The data:
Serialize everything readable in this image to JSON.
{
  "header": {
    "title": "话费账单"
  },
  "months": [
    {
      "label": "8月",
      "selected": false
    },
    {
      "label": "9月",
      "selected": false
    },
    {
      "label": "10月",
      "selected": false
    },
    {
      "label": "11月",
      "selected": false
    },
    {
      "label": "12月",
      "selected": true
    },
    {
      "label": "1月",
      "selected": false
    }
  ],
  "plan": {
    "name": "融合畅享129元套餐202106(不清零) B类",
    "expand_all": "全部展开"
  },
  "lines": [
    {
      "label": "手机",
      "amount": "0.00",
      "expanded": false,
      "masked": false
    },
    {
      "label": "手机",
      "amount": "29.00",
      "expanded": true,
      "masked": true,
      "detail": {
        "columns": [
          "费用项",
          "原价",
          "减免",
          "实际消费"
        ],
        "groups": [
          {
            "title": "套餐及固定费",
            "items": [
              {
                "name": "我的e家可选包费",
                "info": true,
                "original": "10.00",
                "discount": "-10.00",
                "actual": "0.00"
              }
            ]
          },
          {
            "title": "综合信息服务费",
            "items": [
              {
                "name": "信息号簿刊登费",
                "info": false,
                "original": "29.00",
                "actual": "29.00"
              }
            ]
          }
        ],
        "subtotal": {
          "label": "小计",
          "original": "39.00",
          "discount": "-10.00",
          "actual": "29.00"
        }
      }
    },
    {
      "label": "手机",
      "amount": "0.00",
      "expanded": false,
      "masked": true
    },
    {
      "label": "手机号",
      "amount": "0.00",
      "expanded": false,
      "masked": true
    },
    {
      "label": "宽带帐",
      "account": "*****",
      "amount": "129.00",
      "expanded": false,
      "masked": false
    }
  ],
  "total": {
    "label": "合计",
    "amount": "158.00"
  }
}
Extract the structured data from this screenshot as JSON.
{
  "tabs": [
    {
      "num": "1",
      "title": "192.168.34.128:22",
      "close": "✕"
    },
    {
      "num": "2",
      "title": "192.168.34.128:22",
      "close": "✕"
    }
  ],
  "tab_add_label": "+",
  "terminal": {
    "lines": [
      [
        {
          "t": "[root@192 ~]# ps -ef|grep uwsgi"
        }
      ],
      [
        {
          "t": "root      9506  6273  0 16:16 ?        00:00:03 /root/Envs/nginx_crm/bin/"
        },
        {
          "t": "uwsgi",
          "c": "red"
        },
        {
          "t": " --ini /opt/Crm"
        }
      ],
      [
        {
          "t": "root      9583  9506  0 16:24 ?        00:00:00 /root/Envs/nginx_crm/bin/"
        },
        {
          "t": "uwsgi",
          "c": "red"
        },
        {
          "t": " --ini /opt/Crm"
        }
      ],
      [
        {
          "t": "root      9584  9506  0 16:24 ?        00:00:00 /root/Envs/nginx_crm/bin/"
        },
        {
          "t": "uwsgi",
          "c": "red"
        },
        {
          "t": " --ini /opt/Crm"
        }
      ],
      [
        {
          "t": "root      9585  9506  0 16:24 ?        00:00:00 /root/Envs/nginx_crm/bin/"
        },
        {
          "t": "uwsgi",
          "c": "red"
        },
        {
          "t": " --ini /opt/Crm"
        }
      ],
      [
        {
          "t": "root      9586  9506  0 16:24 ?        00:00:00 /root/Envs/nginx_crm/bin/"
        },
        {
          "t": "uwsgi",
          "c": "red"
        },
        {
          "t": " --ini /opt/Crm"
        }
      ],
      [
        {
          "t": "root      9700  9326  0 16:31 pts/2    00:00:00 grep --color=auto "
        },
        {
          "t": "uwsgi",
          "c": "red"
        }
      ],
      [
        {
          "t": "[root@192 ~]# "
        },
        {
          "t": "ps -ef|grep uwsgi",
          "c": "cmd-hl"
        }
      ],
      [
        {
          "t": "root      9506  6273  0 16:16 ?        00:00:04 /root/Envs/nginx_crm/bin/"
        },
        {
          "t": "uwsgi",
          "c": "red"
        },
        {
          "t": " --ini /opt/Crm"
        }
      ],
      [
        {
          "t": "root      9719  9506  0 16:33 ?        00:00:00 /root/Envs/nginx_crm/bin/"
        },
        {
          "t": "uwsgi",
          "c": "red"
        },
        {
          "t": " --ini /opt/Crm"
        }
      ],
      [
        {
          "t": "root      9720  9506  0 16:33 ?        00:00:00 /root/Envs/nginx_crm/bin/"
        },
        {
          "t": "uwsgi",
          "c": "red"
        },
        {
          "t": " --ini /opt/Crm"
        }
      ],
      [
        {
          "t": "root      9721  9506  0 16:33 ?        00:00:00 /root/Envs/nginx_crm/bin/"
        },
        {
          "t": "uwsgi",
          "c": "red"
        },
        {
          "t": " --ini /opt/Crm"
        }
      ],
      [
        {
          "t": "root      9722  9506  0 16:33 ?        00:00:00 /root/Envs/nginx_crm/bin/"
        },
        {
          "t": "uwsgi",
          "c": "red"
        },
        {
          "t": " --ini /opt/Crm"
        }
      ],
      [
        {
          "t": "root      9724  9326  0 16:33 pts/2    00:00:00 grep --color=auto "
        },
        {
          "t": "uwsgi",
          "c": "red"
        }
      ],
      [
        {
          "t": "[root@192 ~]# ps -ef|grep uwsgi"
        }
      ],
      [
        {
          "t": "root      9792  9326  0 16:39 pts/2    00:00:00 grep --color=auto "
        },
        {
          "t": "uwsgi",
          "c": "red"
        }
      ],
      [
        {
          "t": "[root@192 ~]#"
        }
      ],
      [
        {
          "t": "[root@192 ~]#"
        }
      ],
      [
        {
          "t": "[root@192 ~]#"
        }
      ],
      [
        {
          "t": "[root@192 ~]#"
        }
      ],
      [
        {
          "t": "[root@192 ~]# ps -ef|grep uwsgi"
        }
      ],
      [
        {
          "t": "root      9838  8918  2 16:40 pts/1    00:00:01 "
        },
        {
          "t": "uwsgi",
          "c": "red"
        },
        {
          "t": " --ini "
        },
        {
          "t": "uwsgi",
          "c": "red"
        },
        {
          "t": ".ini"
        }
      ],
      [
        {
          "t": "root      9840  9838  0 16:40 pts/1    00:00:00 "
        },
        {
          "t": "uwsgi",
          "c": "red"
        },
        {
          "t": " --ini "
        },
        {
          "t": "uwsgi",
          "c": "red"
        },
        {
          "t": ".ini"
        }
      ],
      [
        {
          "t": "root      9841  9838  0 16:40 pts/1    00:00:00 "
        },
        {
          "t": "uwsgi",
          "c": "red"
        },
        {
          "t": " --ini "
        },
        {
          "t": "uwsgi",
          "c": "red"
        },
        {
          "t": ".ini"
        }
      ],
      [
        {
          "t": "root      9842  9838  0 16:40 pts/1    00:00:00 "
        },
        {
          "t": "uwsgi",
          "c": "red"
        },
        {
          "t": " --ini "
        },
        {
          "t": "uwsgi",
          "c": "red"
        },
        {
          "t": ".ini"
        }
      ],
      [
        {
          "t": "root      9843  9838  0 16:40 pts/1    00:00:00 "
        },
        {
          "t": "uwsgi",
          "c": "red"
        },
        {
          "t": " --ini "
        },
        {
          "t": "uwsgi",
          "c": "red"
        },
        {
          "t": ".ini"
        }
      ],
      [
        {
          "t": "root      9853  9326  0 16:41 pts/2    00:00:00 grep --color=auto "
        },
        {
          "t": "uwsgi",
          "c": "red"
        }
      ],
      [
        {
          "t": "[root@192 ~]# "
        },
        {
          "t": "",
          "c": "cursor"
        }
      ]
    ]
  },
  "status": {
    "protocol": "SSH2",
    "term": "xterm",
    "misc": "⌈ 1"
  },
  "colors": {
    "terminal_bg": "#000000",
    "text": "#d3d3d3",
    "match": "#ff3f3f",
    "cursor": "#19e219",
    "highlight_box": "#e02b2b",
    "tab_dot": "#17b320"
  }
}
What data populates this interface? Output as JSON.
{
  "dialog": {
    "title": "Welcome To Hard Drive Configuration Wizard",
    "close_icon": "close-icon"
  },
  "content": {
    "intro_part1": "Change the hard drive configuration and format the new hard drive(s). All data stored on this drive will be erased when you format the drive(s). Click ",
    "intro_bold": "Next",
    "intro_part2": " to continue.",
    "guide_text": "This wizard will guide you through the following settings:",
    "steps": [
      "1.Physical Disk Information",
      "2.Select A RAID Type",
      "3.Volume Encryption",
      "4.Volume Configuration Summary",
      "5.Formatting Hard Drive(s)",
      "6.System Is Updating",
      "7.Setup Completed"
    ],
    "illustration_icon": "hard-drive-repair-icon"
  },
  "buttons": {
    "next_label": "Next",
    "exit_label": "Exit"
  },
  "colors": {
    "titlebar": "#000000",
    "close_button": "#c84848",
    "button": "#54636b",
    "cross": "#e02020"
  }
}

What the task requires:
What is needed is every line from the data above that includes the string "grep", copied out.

Written reply:
          "t": "[root@192 ~]# ps -ef|grep uwsgi"
          "t": "root      9700  9326  0 16:31 pts/2    00:00:00 grep --color=auto "
          "t": "ps -ef|grep uwsgi",
          "t": "root      9724  9326  0 16:33 pts/2    00:00:00 grep --color=auto "
          "t": "[root@192 ~]# ps -ef|grep uwsgi"
          "t": "root      9792  9326  0 16:39 pts/2    00:00:00 grep --color=auto "
          "t": "[root@192 ~]# ps -ef|grep uwsgi"
          "t": "root      9853  9326  0 16:41 pts/2    00:00:00 grep --color=auto "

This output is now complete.